Smivs writes "The BBC reports that an ocean may not be the source of the jets emanating from Saturn's moon Enceladus. Controversial research questions the moon's promise as a target in the search for life beyond Earth. A chemical analysis of Enceladus, led by University of Colorado planetary scientist Nick Schneider, failed to detect sodium, an element scientists say should be present in any body of water that has been in contact with rock for billions of years. Spectral analysis with the Keck Telescope found no sodium in the plumes or in the vapor in orbit around the moon. At stake is whether Saturn's moon could support alien life and is thus a worthy target for a NASA exploratory mission to detect it. Such a mission to Enceladus is one of four currently under review for further development."

Cause of Aurora Borealis Confirmed 172

An anonymous reader writes "There are reports that satellites have aided scientists in confirming why the Aurora Borealis (Northern Lights) exists. 'New data from NASA's Themis mission, a quintet of satellites launched this winter, found the energy comes from a stream of charged particles from the sun flowing like a current through twisted bundles of magnetic fields connecting Earth's upper atmosphere to the sun. The energy is then abruptly released in the form of a shimmering display of lights.'"

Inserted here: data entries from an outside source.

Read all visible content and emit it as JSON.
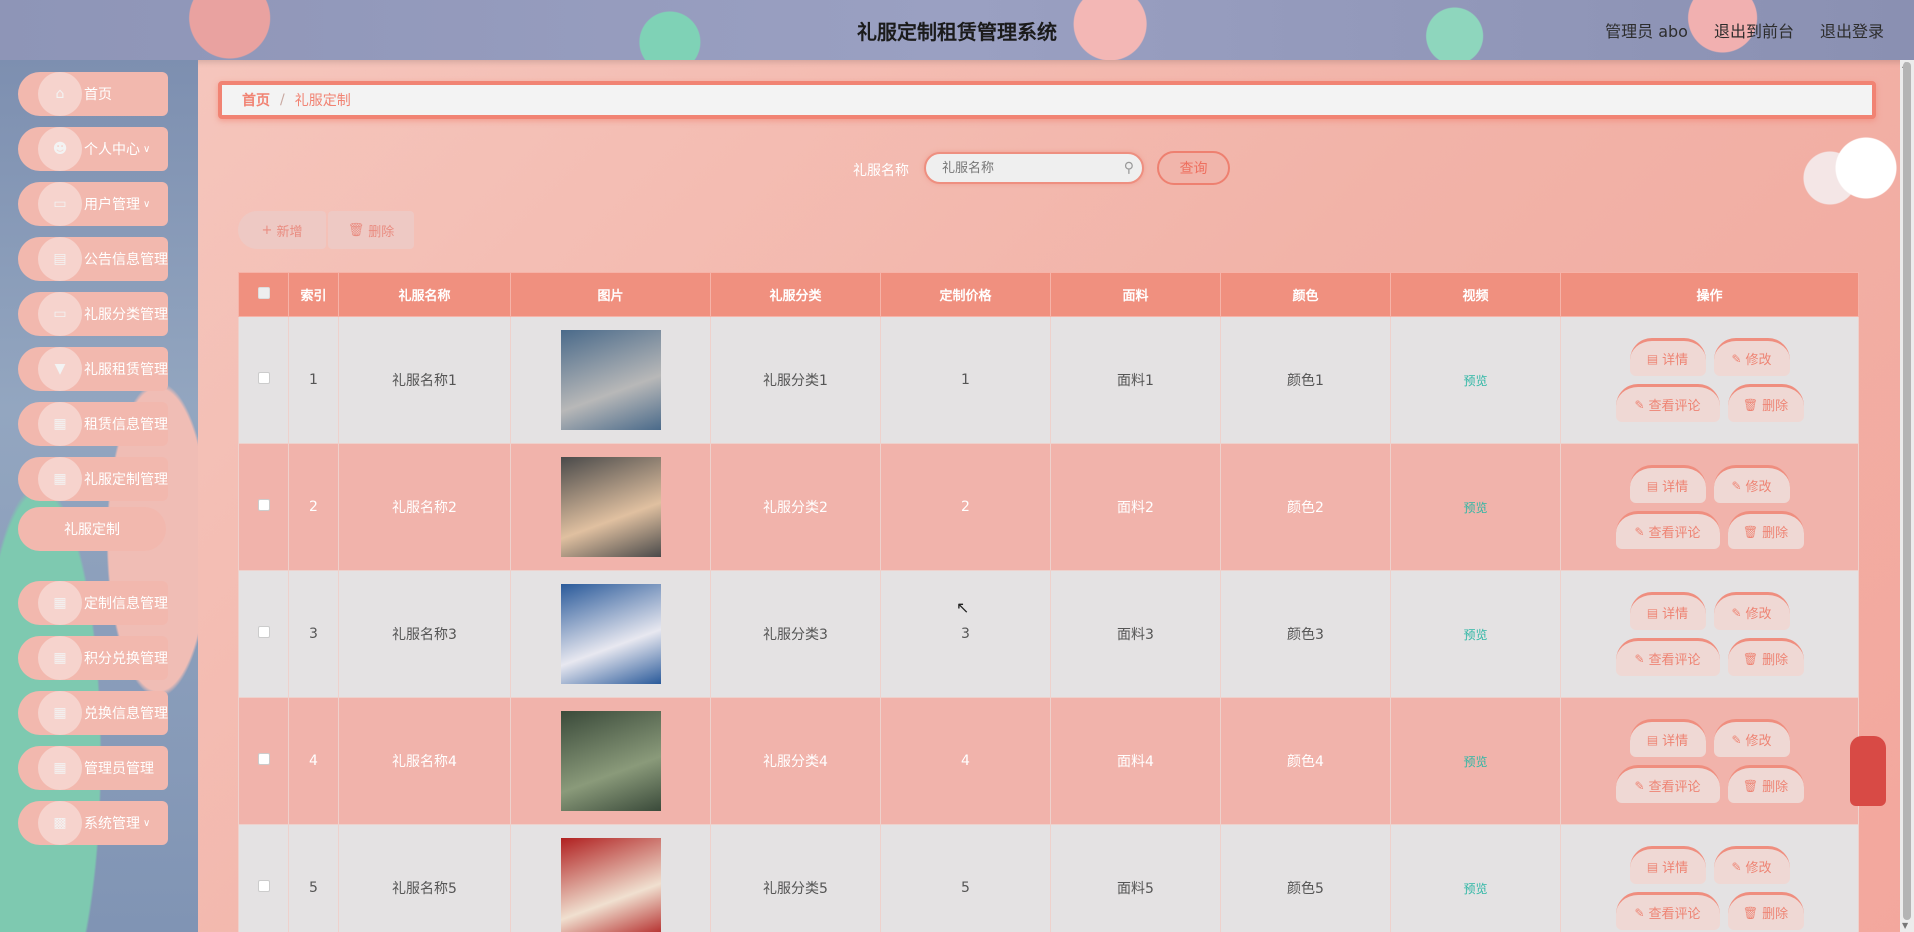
{
  "header": {
    "title": "礼服定制租赁管理系统",
    "admin_label": "管理员 abo",
    "back_front": "退出到前台",
    "logout": "退出登录"
  },
  "sidebar": {
    "items": [
      {
        "label": "首页",
        "icon": "home-icon",
        "has_chevron": false
      },
      {
        "label": "个人中心",
        "icon": "person-icon",
        "has_chevron": true
      },
      {
        "label": "用户管理",
        "icon": "monitor-icon",
        "has_chevron": true
      },
      {
        "label": "公告信息管理",
        "icon": "clipboard-icon",
        "has_chevron": false
      },
      {
        "label": "礼服分类管理",
        "icon": "monitor-icon",
        "has_chevron": false
      },
      {
        "label": "礼服租赁管理",
        "icon": "pin-icon",
        "has_chevron": false
      },
      {
        "label": "租赁信息管理",
        "icon": "grid-icon",
        "has_chevron": false
      },
      {
        "label": "礼服定制管理",
        "icon": "grid-icon",
        "has_chevron": false
      },
      {
        "label": "定制信息管理",
        "icon": "grid-icon",
        "has_chevron": false
      },
      {
        "label": "积分兑换管理",
        "icon": "grid-icon",
        "has_chevron": false
      },
      {
        "label": "兑换信息管理",
        "icon": "grid-icon",
        "has_chevron": false
      },
      {
        "label": "管理员管理",
        "icon": "grid-icon",
        "has_chevron": false
      },
      {
        "label": "系统管理",
        "icon": "briefcase-icon",
        "has_chevron": true
      }
    ],
    "submenu_active": "礼服定制"
  },
  "breadcrumb": {
    "home": "首页",
    "separator": "/",
    "current": "礼服定制"
  },
  "search": {
    "label": "礼服名称",
    "placeholder": "礼服名称",
    "button": "查询"
  },
  "actions": {
    "add": "新增",
    "delete": "删除"
  },
  "table": {
    "columns": [
      "索引",
      "礼服名称",
      "图片",
      "礼服分类",
      "定制价格",
      "面料",
      "颜色",
      "视频",
      "操作"
    ],
    "rows": [
      {
        "index": "1",
        "name": "礼服名称1",
        "category": "礼服分类1",
        "price": "1",
        "fabric": "面料1",
        "color": "颜色1",
        "video": "预览"
      },
      {
        "index": "2",
        "name": "礼服名称2",
        "category": "礼服分类2",
        "price": "2",
        "fabric": "面料2",
        "color": "颜色2",
        "video": "预览"
      },
      {
        "index": "3",
        "name": "礼服名称3",
        "category": "礼服分类3",
        "price": "3",
        "fabric": "面料3",
        "color": "颜色3",
        "video": "预览"
      },
      {
        "index": "4",
        "name": "礼服名称4",
        "category": "礼服分类4",
        "price": "4",
        "fabric": "面料4",
        "color": "颜色4",
        "video": "预览"
      },
      {
        "index": "5",
        "name": "礼服名称5",
        "category": "礼服分类5",
        "price": "5",
        "fabric": "面料5",
        "color": "颜色5",
        "video": "预览"
      }
    ],
    "row_actions": {
      "detail": "详情",
      "edit": "修改",
      "review": "查看评论",
      "delete": "删除"
    }
  },
  "colors": {
    "accent": "#f0907f",
    "accent_dark": "#ee8070",
    "row_odd": "#e4e2e3",
    "row_even": "#f1b3ab",
    "video_link": "#2eb7a5"
  }
}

Computer Model Points To the Missing Matter 97

eldavojohn writes "There exists a little-known problem of missing regular matter that has perhaps been overshadowed by the mysteries of dark matter and dark energy. Computer models show that there should be about 40% more regular matter than we see... so where is it? From the article: 'The study indicated a significant portion of the gas is in the filaments — which connect galaxy clusters — hidden from direct observation in enormous gas clouds in intergalactic space known as the Warm-Hot Intergalactic Medium, or WHIM, said CU-Boulder Professor Jack Burns... The team performed one of the largest cosmological supercomputer simulations ever, cramming 2.5 percent of the visible universe inside a computer to model a region more than 1.5 billion light-years across.' This hypothesis will be investigated and hopefully proved/disproved when telescopes are completed in Chile and the Antarctic. The paper will be up for review in this week's edition of the the Astrophysical Journal."

A rock store eventually closed down; they were taking too much for granite.